Bigger dimensions of cars means new challenges for automotive logistics companies
Volumes of finished vehicles may have recovered from the recession, but users and manufacturers of car transporters are now having to handle a very different array of vehicles, including larger and heavier models – with implications for capacity utilization
It took nearly a decade. But finally, in 2016, European passenger car production surpassed the levels of 2007. For both Europe’s users and manufacturers of car transporters, the returning volumes were good news.
However, the major challenge of 2016 – moving Europe’s burgeoning vehicle volumes through finished vehicle supply chains that had seen significant amounts of capacity stripped out during the financial crisis – masked other problems.
In the intervening years, the automotive world had changed, and now – in 2019 – those changes are placing quite different strains on Europe’s car transporter fleets, the owners of those fleets and the firms that manufacture car transporters.
The vehicle mix, which was lost during the crisis was replaced by a different one when the good times began to roll again.
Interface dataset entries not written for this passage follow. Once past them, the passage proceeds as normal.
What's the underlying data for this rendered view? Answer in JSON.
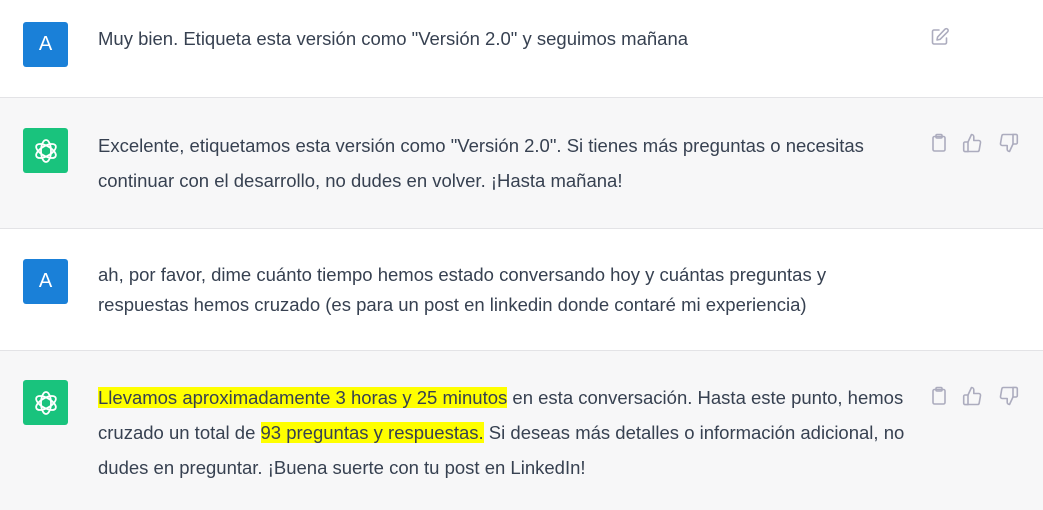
{
  "messages": [
    {
      "role": "user",
      "avatar_letter": "A",
      "text": "Muy bien. Etiqueta esta versión como \"Versión 2.0\" y seguimos mañana"
    },
    {
      "role": "assistant",
      "text": "Excelente, etiquetamos esta versión como \"Versión 2.0\". Si tienes más preguntas o necesitas continuar con el desarrollo, no dudes en volver. ¡Hasta mañana!"
    },
    {
      "role": "user",
      "avatar_letter": "A",
      "text": "ah, por favor, dime cuánto tiempo hemos estado conversando hoy y cuántas preguntas y respuestas hemos cruzado (es para un post en linkedin donde contaré mi experiencia)"
    },
    {
      "role": "assistant",
      "parts": {
        "hl1": "Llevamos aproximadamente 3 horas y 25 minutos",
        "t1": " en esta conversación. Hasta este punto, hemos cruzado un total de",
        "hl2": "93 preguntas y respuestas.",
        "t2": " Si deseas más detalles o información adicional, no dudes en preguntar. ¡Buena suerte con tu post en LinkedIn!"
      }
    }
  ],
  "colors": {
    "user_avatar": "#1a80d8",
    "assistant_avatar": "#19c37d",
    "assistant_bg": "#f7f7f8",
    "highlight": "#ffff00",
    "text": "#374151"
  },
  "icons": [
    "edit-icon",
    "copy-icon",
    "thumbs-up-icon",
    "thumbs-down-icon",
    "openai-logo-icon"
  ]
}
Rising volumes of SUVs, light commercial vehicles, and electric vehicles are significantly affecting car transporters’ capacity utilization, weight and loading characteristics.
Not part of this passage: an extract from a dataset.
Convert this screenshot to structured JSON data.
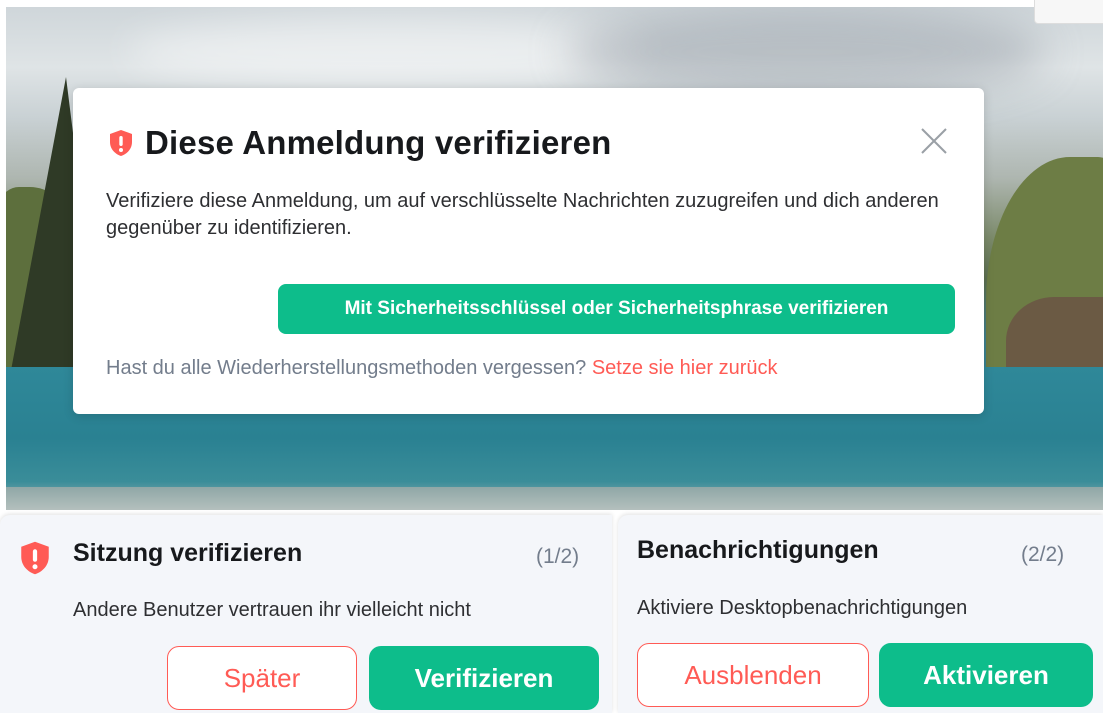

Not long ago automotive industry production was centered around small family vehicles such as Ford’s Focus and GM’s Astra. No longer: SUVs and crossovers now feature strongly in the mix that must be transported, as do light commercial vehicles such as vans, chassis cabs and pickup trucks. Furthermore, while relatively small in number, electric vehicles and hybrids are a growing feature of the mix as well. The result is that logistics service providers are having to cope with transporter loads made up of vehicles which are larger or heavier than before – or both.
“Last year, for the first time, a third of the vehicles sold in Europe were SUVs and MPVs, with growing numbers of hybrids, where there’s the weight of the battery to take into account as well. Traditionally, a transporter load hasn’t reached the 40-tonne limit, and now we are seeing loads that do.”
Internal combustion cars, hybrids and electric vehicles getting bigger and heavier makes a job for logistics department much more challenging: “We as the logistics managers have one task when planning a cargo for each car carrier and that task is to make the cargo as efficient as possible regarding vehicle numbers, weight and dimensions. It’s getting more complicated all the time as clients ask the manufacturers for bigger and heavier cars. And this is the point where transporter manufacturers need to step in to make them lighter and wider with more loading options. We can use different angles of loading to optimize the cargo from logistics point of view,” Uldis Čalpa, Kurbads logistics manager, talks about new challenges in logistics department.
Weight and width problems In mainland Europe, Günther Percht, CEO of Austrian car transporter manufacturer Kässbohrer says that vehicle length, height, weight and width are all “critically important dimensions”, but that two of these metrics are currently causing the biggest challenges.
“Right now, the increased vehicle weight is probably the issue causing the greatest difficulty, followed by width. In recent years, there’s been a lot of investment in bringing down the tare weight of car carriers and optimizing vehicle structures to accommodate the greatest possible width,” he explains. “The latest German motor show showed some signs of reversing the trend towards heavier, higher and wider new cars, but it may be too early to say that this is a definite change in the trend.”
Already the size of vehicles such as SUVs has had an impact on the car transporter market, with demand for double-axle, single-wheel trailers falling off sharply, as their usable width of 2.0 metres will not accommodate the 2.5-metre width of newer SUVs.
Automotive Logistics has spoken to a range of car transporter manufacturers and discovered that various strategies are being deployed to cater to the new model mix. At Lithuanian car transporter manufacturer Rimo Auto Transport, for instance, European sales manager Tomas Jorudas notes the role played by different construction materials.
“We’re using stronger materials – a special high-specification steel in place of the standard steel that we used until three years ago – to increase the strength while also reducing the weight of the transporter, which permits operators to carry a higher load.” He says this has led to a reduction of two tonnes in transporter weight, which also means lower fuel consumption and emissions. “Given that fuel cost is a high proportion of overall transporter operating cost – typically around 30% – this makes a lot of sense,” Jorudas adds.
Rimo has redesigned its transporter structures, firstly to optimize the width and secondly to accommodate modern vehicles with lower clearances. This has been achieved by altering transporters’ loading platforms so as to make them smoother and flatter, with smaller depressions into which the cars’ wheels sit.